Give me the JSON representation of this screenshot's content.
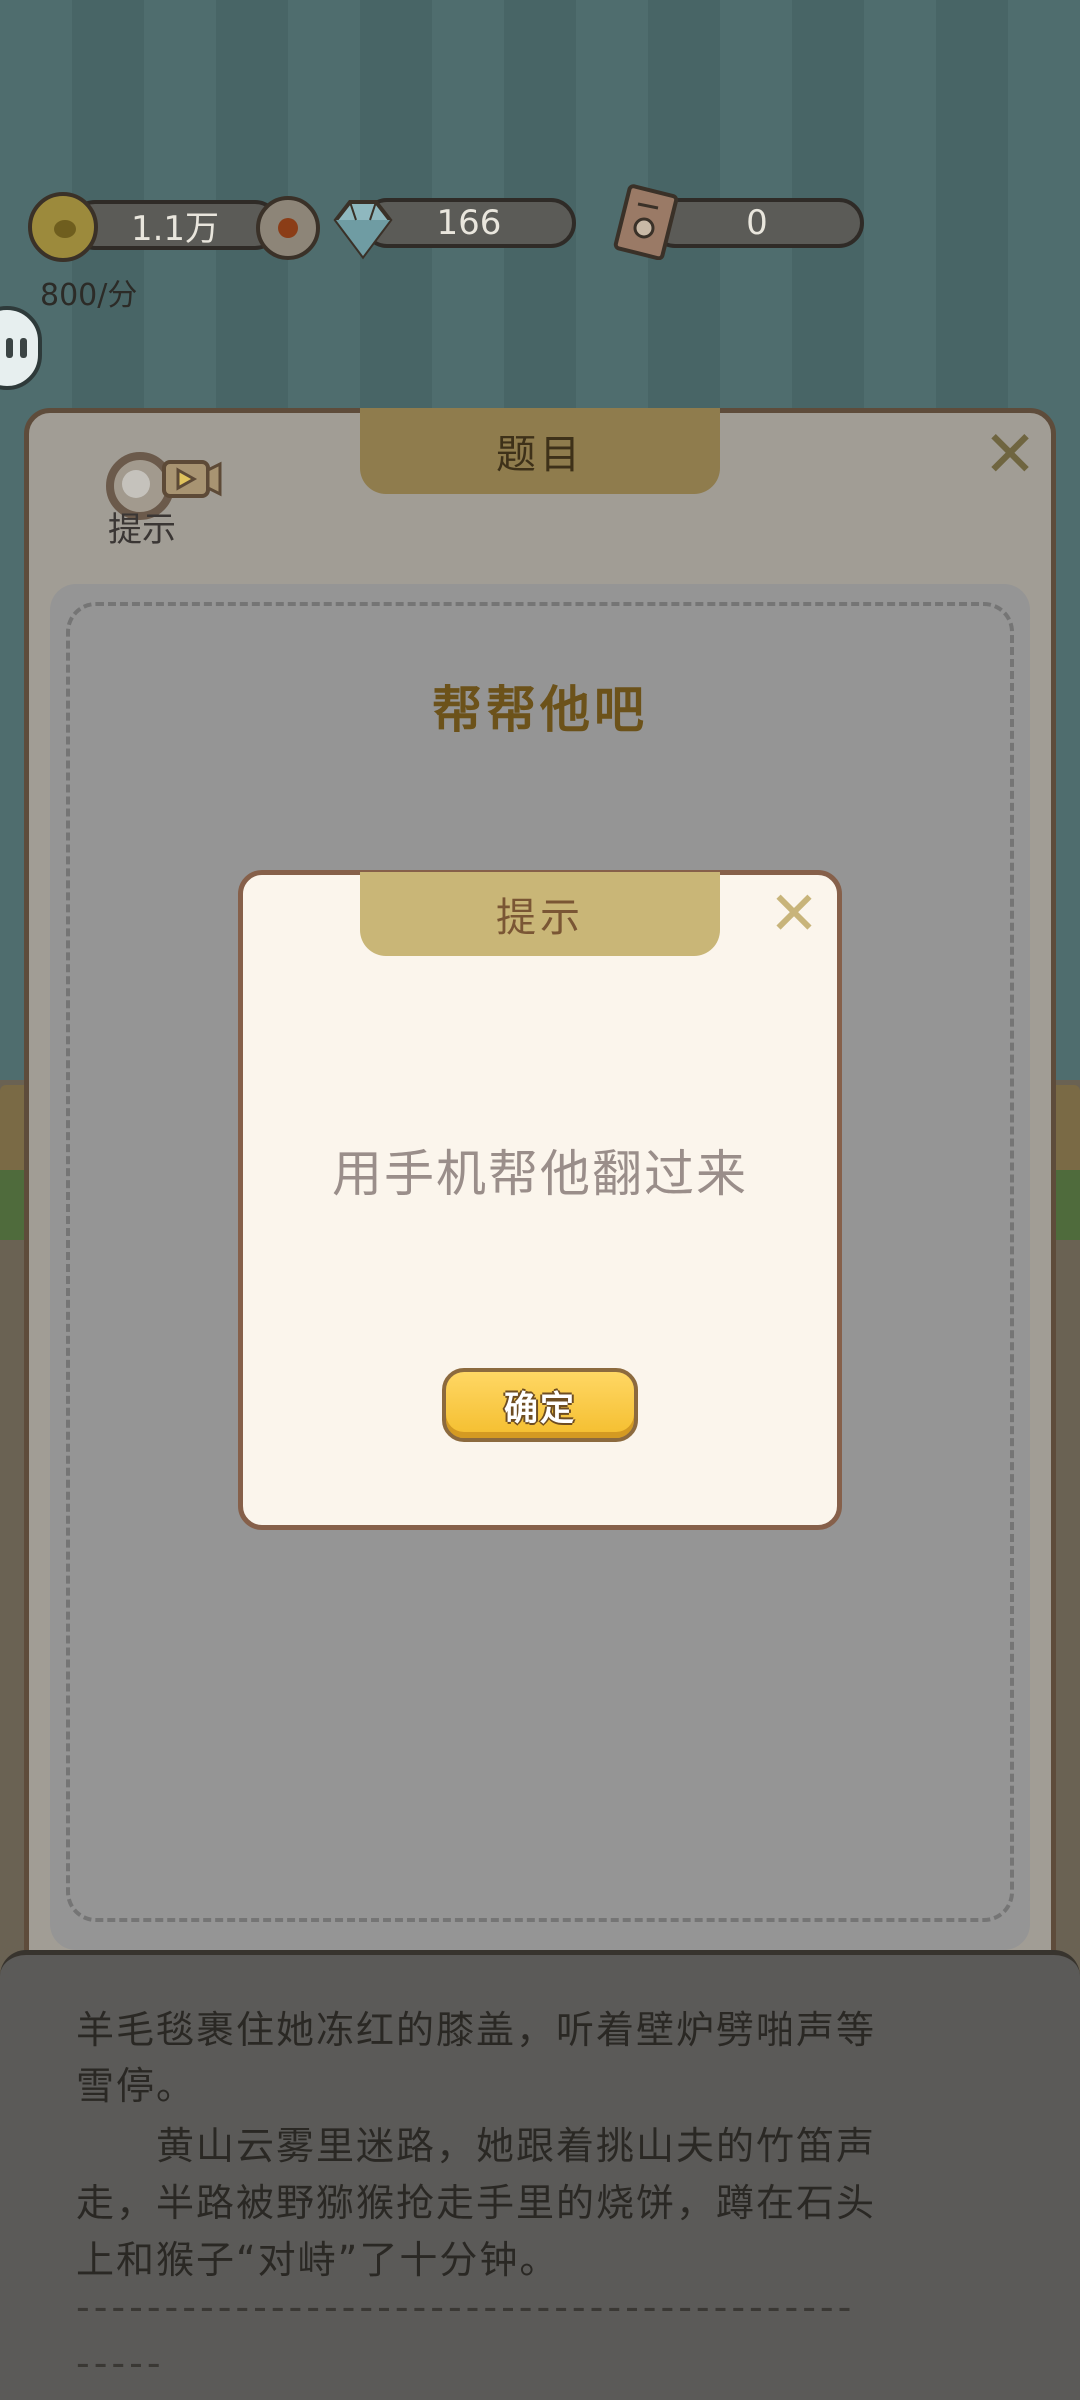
{
  "resources": {
    "coins": "1.1万",
    "diamonds": "166",
    "tickets": "0",
    "rate": "800/分"
  },
  "panel": {
    "title": "题目",
    "close_label": "✕",
    "hint_label": "提示",
    "question": "帮帮他吧"
  },
  "story": {
    "line1": "羊毛毯裹住她冻红的膝盖，听着壁炉劈啪声等",
    "line2": "雪停。",
    "line3": "　　黄山云雾里迷路，她跟着挑山夫的竹笛声",
    "line4": "走，半路被野猕猴抢走手里的烧饼，蹲在石头",
    "line5": "上和猴子“对峙”了十分钟。",
    "line6": "--------------------------------------------",
    "line7": "-----"
  },
  "dialog": {
    "title": "提示",
    "close_label": "✕",
    "message": "用手机帮他翻过来",
    "confirm_label": "确定"
  },
  "icons": {
    "coin": "coin-icon",
    "gear": "gear-icon",
    "diamond": "diamond-icon",
    "ticket": "ticket-icon",
    "hint": "magnifier-video-icon"
  }
}
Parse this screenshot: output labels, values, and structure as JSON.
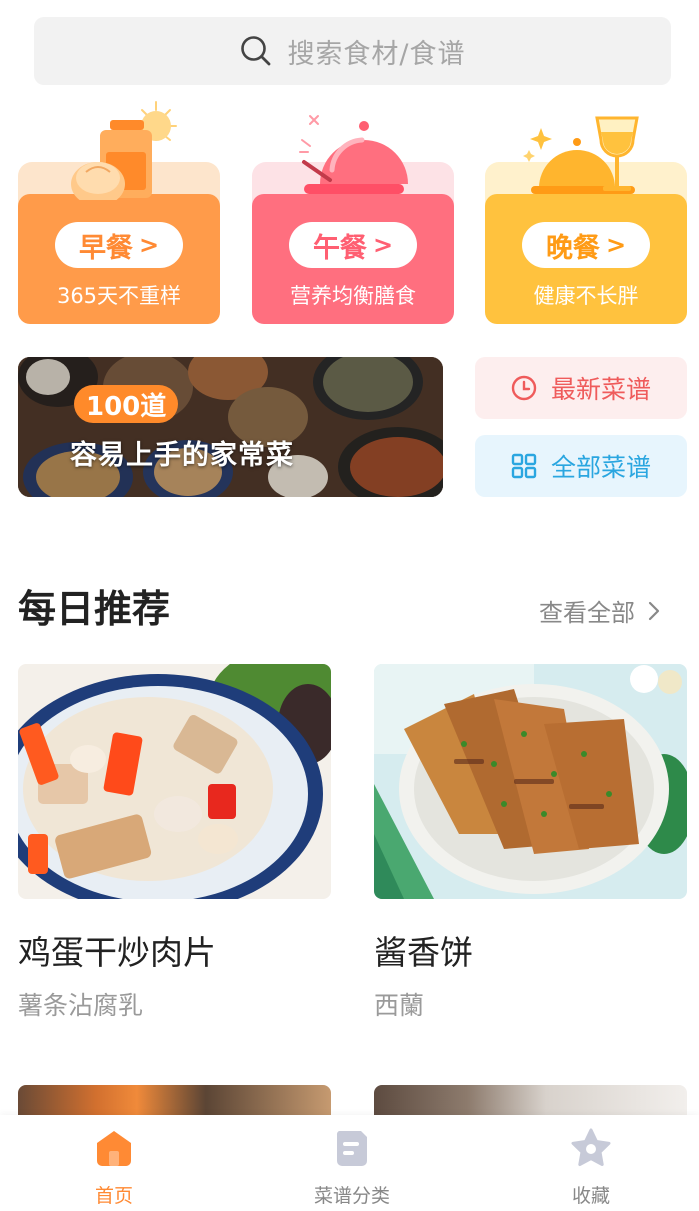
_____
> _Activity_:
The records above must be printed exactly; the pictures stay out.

> _The answer_:
Give me the JSON representation of this screenshot's content.
{
  "resources": {
    "coins": "1.1万",
    "diamonds": "166",
    "tickets": "0",
    "rate": "800/分"
  },
  "panel": {
    "title": "题目",
    "close_label": "✕",
    "hint_label": "提示",
    "question": "帮帮他吧"
  },
  "story": {
    "line1": "羊毛毯裹住她冻红的膝盖，听着壁炉劈啪声等",
    "line2": "雪停。",
    "line3": "　　黄山云雾里迷路，她跟着挑山夫的竹笛声",
    "line4": "走，半路被野猕猴抢走手里的烧饼，蹲在石头",
    "line5": "上和猴子“对峙”了十分钟。",
    "line6": "--------------------------------------------",
    "line7": "-----"
  },
  "dialog": {
    "title": "提示",
    "close_label": "✕",
    "message": "用手机帮他翻过来",
    "confirm_label": "确定"
  },
  "icons": {
    "coin": "coin-icon",
    "gear": "gear-icon",
    "diamond": "diamond-icon",
    "ticket": "ticket-icon",
    "hint": "magnifier-video-icon"
  }
}
Parse this screenshot: output labels, values, and structure as JSON.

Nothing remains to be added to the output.